The Christians learned to fear him. In the Kingdom of Navarre was a Moslem woman who was kept a prisoner. Almanzor sent word to the king that she must be given up, and instantly. The king did not lose a day in setting her free, with many apologies.
Almanzor was a man of iron nerve. When he was sitting at the council-chamber one day the councillors noticed the smell of burning flesh, and looked round inquiringly.
"It is nothing," said Almanzor; "my surgeon"—pointing to a man kneeling at his feet—"is cauterizing my leg with a red-hot iron."
If Almanzor had lived, and had been succeeded by men of his fibre, I am afraid that the Christians would have found the expulsion of the Moors more difficult than they did. He was a born soldier, and a statesman of genius; but such men do not often bequeath their qualities to their successors.
A day came when Almanzor was taken ill on one of his campaigns and died. A monk, who wrote the history of these times, disposed of the event in few words. He wrote: "In 1002, Almanzor died, and was buried in hell."
At his death a son of his took the title of Vizier, and tried to rule; then another son tried, in his turn, with no better success. The people, dreading the old troubles which racked Spain before Abderrahman the Third, dragged the Caliph Hisham out of his harem and insisted that he should exert his authority. He was no longer young, and had been living thirty years among women and eunuchs. He entreated them to let him alone, protesting that he knew nothing about government, and only wanted to lead a quiet life with his ladies and his books and his music. I am afraid that the poor old creature was roughly handled by some of his Moorish friends, who thought that vigorous measures might restore his energy; but it was all to no purpose. The caliph was like a baby.
He was allowed to return to his harem, where he remained several years, while caliph succeeded caliph, and each was murdered in turn. One of them, whose name was also Hisham, had a very sad fate. He was dragged from his throne by the guards and thrust into a dark dungeon under the mosque, with his wives and his only child. Sometimes the jailers forgot to bring him food. When the council of the chiefs had decided what was to be done with him, their messenger found him clasping his little child to his breast, with his wives all in rags and shivering with cold standing round him. At sight of the jailers he begged piteously for bread. Food was brought, and he was told that he was to be removed to a fortress in the mountains. He made no objection. "But I hope," he said, "that there will be a window, or at least a candle, in the prison. It is dreadful to he in the dark."

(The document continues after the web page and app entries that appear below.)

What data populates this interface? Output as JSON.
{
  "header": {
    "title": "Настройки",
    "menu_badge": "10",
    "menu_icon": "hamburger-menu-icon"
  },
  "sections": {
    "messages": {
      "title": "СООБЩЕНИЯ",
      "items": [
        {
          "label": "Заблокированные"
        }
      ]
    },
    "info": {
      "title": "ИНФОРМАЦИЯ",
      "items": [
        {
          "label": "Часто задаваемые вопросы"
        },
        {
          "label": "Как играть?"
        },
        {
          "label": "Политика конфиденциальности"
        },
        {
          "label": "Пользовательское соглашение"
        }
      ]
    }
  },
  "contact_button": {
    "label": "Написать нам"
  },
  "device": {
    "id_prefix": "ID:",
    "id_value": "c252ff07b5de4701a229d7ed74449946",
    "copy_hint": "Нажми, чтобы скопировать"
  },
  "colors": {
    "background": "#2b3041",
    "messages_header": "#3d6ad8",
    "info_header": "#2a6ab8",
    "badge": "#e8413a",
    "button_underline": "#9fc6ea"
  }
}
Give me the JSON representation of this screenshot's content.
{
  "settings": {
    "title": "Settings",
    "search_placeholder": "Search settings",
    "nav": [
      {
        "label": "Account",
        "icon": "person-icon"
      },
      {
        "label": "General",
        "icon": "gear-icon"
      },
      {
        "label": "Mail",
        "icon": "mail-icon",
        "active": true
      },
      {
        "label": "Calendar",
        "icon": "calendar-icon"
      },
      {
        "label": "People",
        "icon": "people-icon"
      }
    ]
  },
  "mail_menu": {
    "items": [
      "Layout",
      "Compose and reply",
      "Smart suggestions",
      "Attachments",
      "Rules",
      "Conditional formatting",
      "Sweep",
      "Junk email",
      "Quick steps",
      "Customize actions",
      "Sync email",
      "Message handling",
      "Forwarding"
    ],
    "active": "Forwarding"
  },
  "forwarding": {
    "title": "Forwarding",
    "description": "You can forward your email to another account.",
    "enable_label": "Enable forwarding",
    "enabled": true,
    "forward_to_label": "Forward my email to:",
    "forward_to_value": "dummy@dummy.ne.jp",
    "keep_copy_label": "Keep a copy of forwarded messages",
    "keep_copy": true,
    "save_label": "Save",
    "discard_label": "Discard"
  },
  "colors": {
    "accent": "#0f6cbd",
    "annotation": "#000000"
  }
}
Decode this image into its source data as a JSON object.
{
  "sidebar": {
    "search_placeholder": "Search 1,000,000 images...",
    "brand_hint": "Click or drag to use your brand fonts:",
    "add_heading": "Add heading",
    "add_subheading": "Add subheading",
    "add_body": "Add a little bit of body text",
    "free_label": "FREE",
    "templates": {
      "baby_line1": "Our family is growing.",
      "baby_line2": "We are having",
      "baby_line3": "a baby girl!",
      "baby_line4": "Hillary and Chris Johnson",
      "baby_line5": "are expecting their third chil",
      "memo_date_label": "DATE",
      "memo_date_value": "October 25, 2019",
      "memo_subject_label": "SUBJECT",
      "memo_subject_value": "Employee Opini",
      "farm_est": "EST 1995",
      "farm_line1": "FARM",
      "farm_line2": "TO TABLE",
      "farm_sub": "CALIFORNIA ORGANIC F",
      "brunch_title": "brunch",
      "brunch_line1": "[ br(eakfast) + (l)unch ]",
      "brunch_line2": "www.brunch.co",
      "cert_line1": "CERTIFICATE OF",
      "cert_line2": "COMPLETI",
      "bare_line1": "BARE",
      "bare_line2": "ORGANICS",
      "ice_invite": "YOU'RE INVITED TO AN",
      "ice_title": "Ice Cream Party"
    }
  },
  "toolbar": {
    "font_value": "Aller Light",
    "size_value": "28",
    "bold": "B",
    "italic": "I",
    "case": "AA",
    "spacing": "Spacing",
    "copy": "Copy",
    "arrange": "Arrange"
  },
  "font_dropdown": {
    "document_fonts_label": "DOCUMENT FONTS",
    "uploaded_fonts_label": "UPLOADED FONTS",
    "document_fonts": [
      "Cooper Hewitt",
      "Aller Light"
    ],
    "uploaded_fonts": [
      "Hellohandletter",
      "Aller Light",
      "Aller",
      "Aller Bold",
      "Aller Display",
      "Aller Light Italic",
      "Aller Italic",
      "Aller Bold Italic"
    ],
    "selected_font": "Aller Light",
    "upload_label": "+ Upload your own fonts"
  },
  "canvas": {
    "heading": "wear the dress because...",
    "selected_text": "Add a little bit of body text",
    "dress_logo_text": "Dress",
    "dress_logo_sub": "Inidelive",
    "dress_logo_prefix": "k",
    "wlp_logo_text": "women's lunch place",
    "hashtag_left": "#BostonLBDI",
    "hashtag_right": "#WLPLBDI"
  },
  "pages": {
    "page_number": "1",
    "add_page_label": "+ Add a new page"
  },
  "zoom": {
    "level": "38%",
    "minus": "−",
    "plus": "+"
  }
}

After many changes the people of Cordova remembered old Hisham the Second, and they pulled him out of his harem and told him he must be caliph once more. But the old man's mind was quite gone; he could only laugh in a half-witted way, and say he would do whatever they wanted. So they locked him up in a prison, and whether he died there or escaped, as one story says, and lived out his life in some friend's house, I do not know.
The Empire of Cordova ended with Abderrahman the Third and Almanzor. After them no Moor could control he quarrelsome chiefs, and the history of Spain for nearly live hundred years is an endless story of war.